This is your brain.
This is your brain on anti-drug ads.
Yes. You in the back there.
But do these anti-drug ads really work?
“We do see that [the anti-drug ad campaign] has a positive effect on parents,” said Robert Hornik, professor of communication in the Annenberg School. “We don’t have any evidence that it’s affecting kids yet.”
Hornik is one of two researchers heading an ongoing study of whether the Partnership for a Drug-Free America’s latest advertising campaign—not the one that opened this story—is succeeding in reducing drug use among youth. The study, conducted by the Annenberg School under contract to Westat, a Maryland research firm, was mandated by Congress as part of 1998 legislation that funded the Office of National Drug Control Policy’s National Youth Anti-Drug Media Campaign.

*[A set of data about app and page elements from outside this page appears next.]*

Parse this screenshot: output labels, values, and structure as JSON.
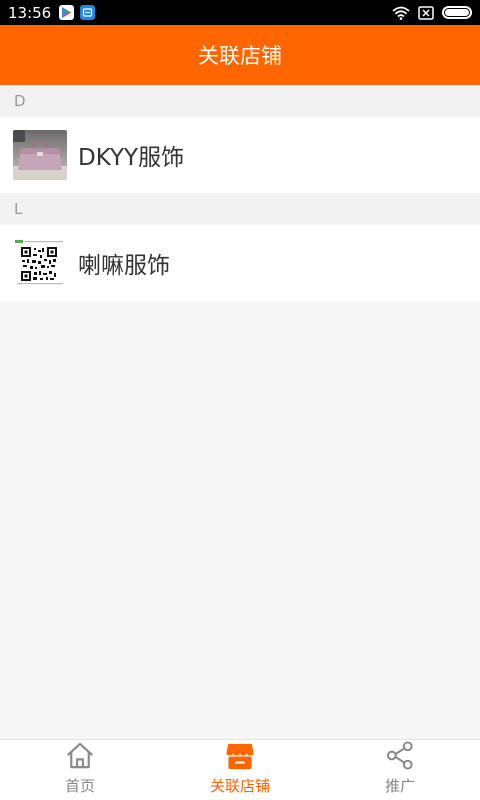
{
  "status_bar": {
    "time": "13:56"
  },
  "header": {
    "title": "关联店铺"
  },
  "sections": [
    {
      "letter": "D",
      "shops": [
        {
          "name": "DKYY服饰",
          "thumbnail": "handbag-photo"
        }
      ]
    },
    {
      "letter": "L",
      "shops": [
        {
          "name": "喇嘛服饰",
          "thumbnail": "qr-code-image"
        }
      ]
    }
  ],
  "bottom_nav": {
    "items": [
      {
        "label": "首页",
        "icon": "home-icon",
        "active": false
      },
      {
        "label": "关联店铺",
        "icon": "store-icon",
        "active": true
      },
      {
        "label": "推广",
        "icon": "share-icon",
        "active": false
      }
    ]
  },
  "colors": {
    "accent": "#ff6600",
    "status_bar_bg": "#000000",
    "section_bg": "#f2f2f2",
    "inactive_nav": "#888888"
  }
}
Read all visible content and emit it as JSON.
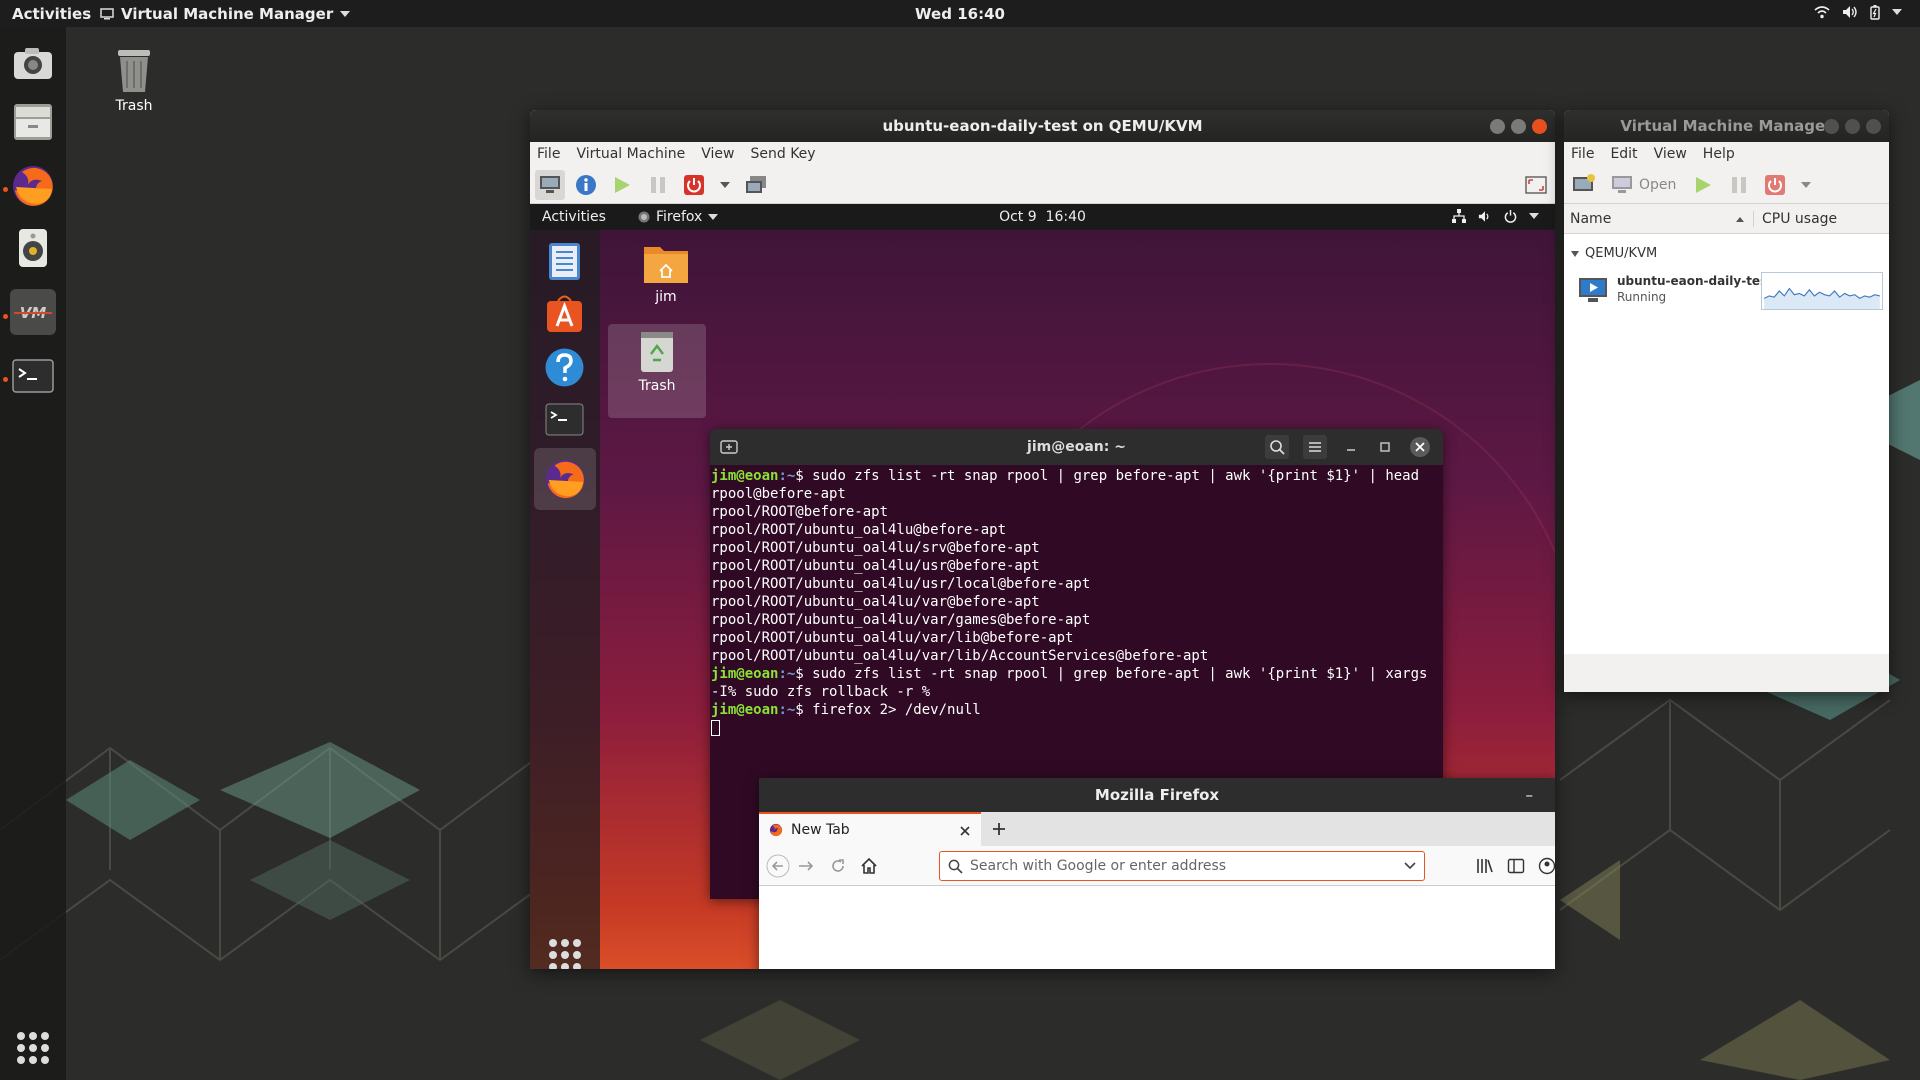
{
  "host": {
    "topbar": {
      "activities": "Activities",
      "app_menu": "Virtual Machine Manager",
      "clock": "Wed 16:40",
      "tray_icons": [
        "network-icon",
        "volume-icon",
        "battery-icon",
        "chevron-down-icon"
      ]
    },
    "dock": {
      "items": [
        "screenshot-app-icon",
        "file-manager-icon",
        "firefox-icon",
        "rhythmbox-icon",
        "virt-manager-icon",
        "terminal-icon"
      ]
    },
    "desktop": {
      "trash_label": "Trash"
    }
  },
  "viewer": {
    "title": "ubuntu-eaon-daily-test on QEMU/KVM",
    "menu": [
      "File",
      "Virtual Machine",
      "View",
      "Send Key"
    ]
  },
  "guest": {
    "topbar": {
      "activities": "Activities",
      "app": "Firefox",
      "clock": "Oct 9  16:40"
    },
    "desktop": {
      "home_label": "jim",
      "trash_label": "Trash"
    },
    "terminal": {
      "title": "jim@eoan: ~",
      "prompt_user": "jim@eoan",
      "prompt_path": ":~",
      "prompt_sym": "$",
      "cmd1": " sudo zfs list -rt snap rpool | grep before-apt | awk '{print $1}' | head",
      "output": [
        "rpool@before-apt",
        "rpool/ROOT@before-apt",
        "rpool/ROOT/ubuntu_oal4lu@before-apt",
        "rpool/ROOT/ubuntu_oal4lu/srv@before-apt",
        "rpool/ROOT/ubuntu_oal4lu/usr@before-apt",
        "rpool/ROOT/ubuntu_oal4lu/usr/local@before-apt",
        "rpool/ROOT/ubuntu_oal4lu/var@before-apt",
        "rpool/ROOT/ubuntu_oal4lu/var/games@before-apt",
        "rpool/ROOT/ubuntu_oal4lu/var/lib@before-apt",
        "rpool/ROOT/ubuntu_oal4lu/var/lib/AccountServices@before-apt"
      ],
      "cmd2": " sudo zfs list -rt snap rpool | grep before-apt | awk '{print $1}' | xargs -I% sudo zfs rollback -r %",
      "cmd3": " firefox 2> /dev/null"
    },
    "firefox": {
      "title": "Mozilla Firefox",
      "tab_label": "New Tab",
      "url_placeholder": "Search with Google or enter address"
    }
  },
  "vmm": {
    "title": "Virtual Machine Manager",
    "menu": [
      "File",
      "Edit",
      "View",
      "Help"
    ],
    "open_label": "Open",
    "col_name": "Name",
    "col_cpu": "CPU usage",
    "group": "QEMU/KVM",
    "vm_name": "ubuntu-eaon-daily-test",
    "vm_status": "Running",
    "cpu_samples": [
      0.2,
      0.3,
      0.25,
      0.5,
      0.3,
      0.6,
      0.35,
      0.4,
      0.3,
      0.55,
      0.3,
      0.45,
      0.35,
      0.3,
      0.5,
      0.25,
      0.4,
      0.3,
      0.35,
      0.2,
      0.3,
      0.25,
      0.35,
      0.3
    ]
  }
}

The campaign, which began in 1999, differs from previous anti-drug ad campaigns in its use of paid advertising. “The Partnership had been successful getting a lot of free media in the 1980s,” Hornik said, and during that time, drug use among teens also declined sharply.

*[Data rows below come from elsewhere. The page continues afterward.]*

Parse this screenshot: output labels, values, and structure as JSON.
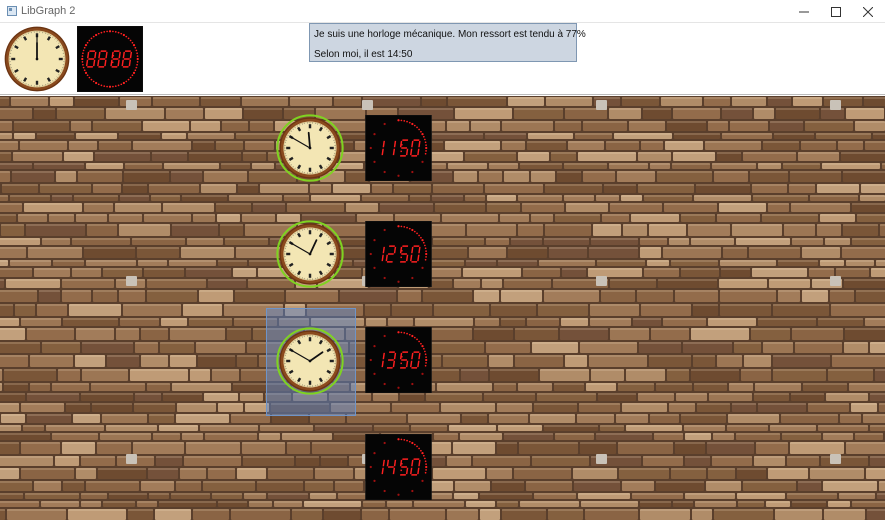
{
  "window": {
    "title": "LibGraph 2",
    "minimize_icon": "minimize-icon",
    "maximize_icon": "maximize-icon",
    "close_icon": "close-icon"
  },
  "toolbar": {
    "analog_clock_icon": "analog-clock-icon",
    "digital_clock_display": "88:88"
  },
  "message": {
    "line1": "Je suis une horloge mécanique. Mon ressort est tendu à 77%",
    "line2": "Selon moi, il est 14:50",
    "spring_tension_percent": 77
  },
  "clocks": {
    "analog": [
      {
        "id": "analog-clock-1",
        "hour": 11,
        "minute": 50,
        "selected": false
      },
      {
        "id": "analog-clock-2",
        "hour": 12,
        "minute": 50,
        "selected": false
      },
      {
        "id": "analog-clock-3",
        "hour": 13,
        "minute": 50,
        "selected": true
      }
    ],
    "digital": [
      {
        "id": "digital-clock-1",
        "display": "11:50",
        "seconds_progress": 0.3
      },
      {
        "id": "digital-clock-2",
        "display": "12:50",
        "seconds_progress": 0.3
      },
      {
        "id": "digital-clock-3",
        "display": "13:50",
        "seconds_progress": 0.3
      },
      {
        "id": "digital-clock-4",
        "display": "14:50",
        "seconds_progress": 0.3
      }
    ]
  },
  "colors": {
    "ring_green": "#7fd321",
    "digital_red": "#ff2020",
    "wall_mortar": "#5a3f2c",
    "selection_blue": "#5a8cd7"
  }
}
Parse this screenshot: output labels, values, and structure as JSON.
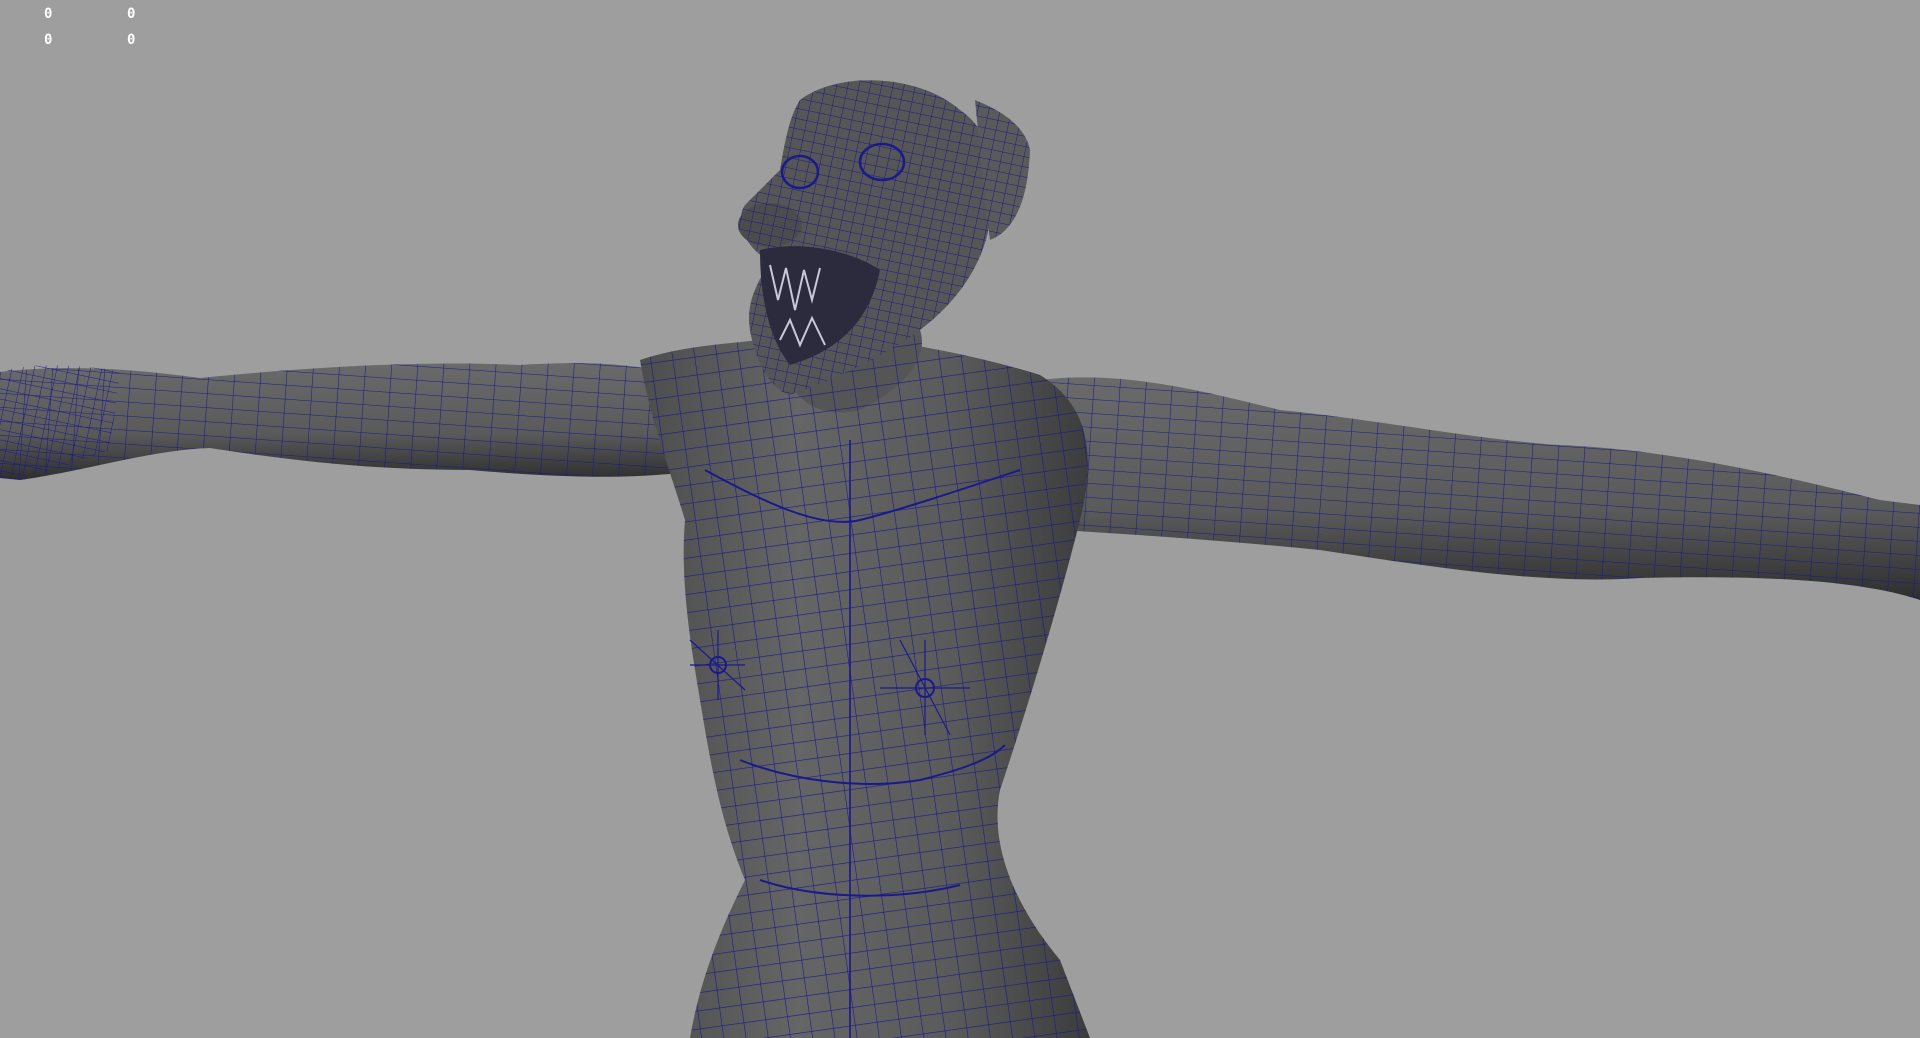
{
  "viewport": {
    "background": "#9e9e9e",
    "mesh_fill": "#5c5c5c",
    "mesh_shade": "#4a4a4a",
    "mesh_highlight": "#6e6e6e",
    "wire_color": "#1a1a8c"
  },
  "heads_up_display": {
    "rows": [
      [
        "0",
        "0"
      ],
      [
        "0",
        "0"
      ]
    ]
  },
  "model": {
    "icon": "wireframe-creature-mesh"
  }
}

But, he said, “around the time Clinton took office, drug use began to climb upward. And the Partnership also began to have less success in getting free air time.” This led Congress to approve a $1 billion, five-year ad campaign aimed at driving teen drug use back down.
“This was the first time Congress had spent significant money on public-health advertising,” he said.
And with funding comes accountability. No studies had been done on the effectiveness of earlier anti-drug ad campaigns, so Congress insisted that the campaign it funded include ongoing research to evaluate its effectiveness.
Hornik and his research team released the third of seven semi-annual reports on the campaign in October. This report showed that both parents and teens had plenty of exposure to the campaign’s ads and could recall the campaign’s “the anti-drug” theme—as in “parents: the anti-drug,” “truth: the anti-drug” or, for the kids themselves, “what’s your anti-drug?” Parents surveyed also stated that they were more engaged with their children as a result of the ads.
This, Hornik said, was potentially encouraging. “We know that parents who monitor their kids’ behavior have kids who use drugs less,” he said.
However, the study found no evidence that the ads aimed at youth have led to changed behavior among teens.
Hornik did note that the current ad campaign operates in a different media climate from that of the 1980s, when the legendary “this is your brain on drugs” spot aired. For one thing, drug use is not the hot-button topic it was when Nancy Reagan was telling the youth of America to just say no. And to make matters worse, he said, media coverage of drugs “disappeared” after the Sept. 11 attacks.
But we shouldn’t jump to conclusions based on these findings or the changed climate, he said. The current ad campaign began only a year ago, which is too recent to discern any long-term effects. “There may be other effects that we will pick up later,” he said.
Originally published on January 24, 2002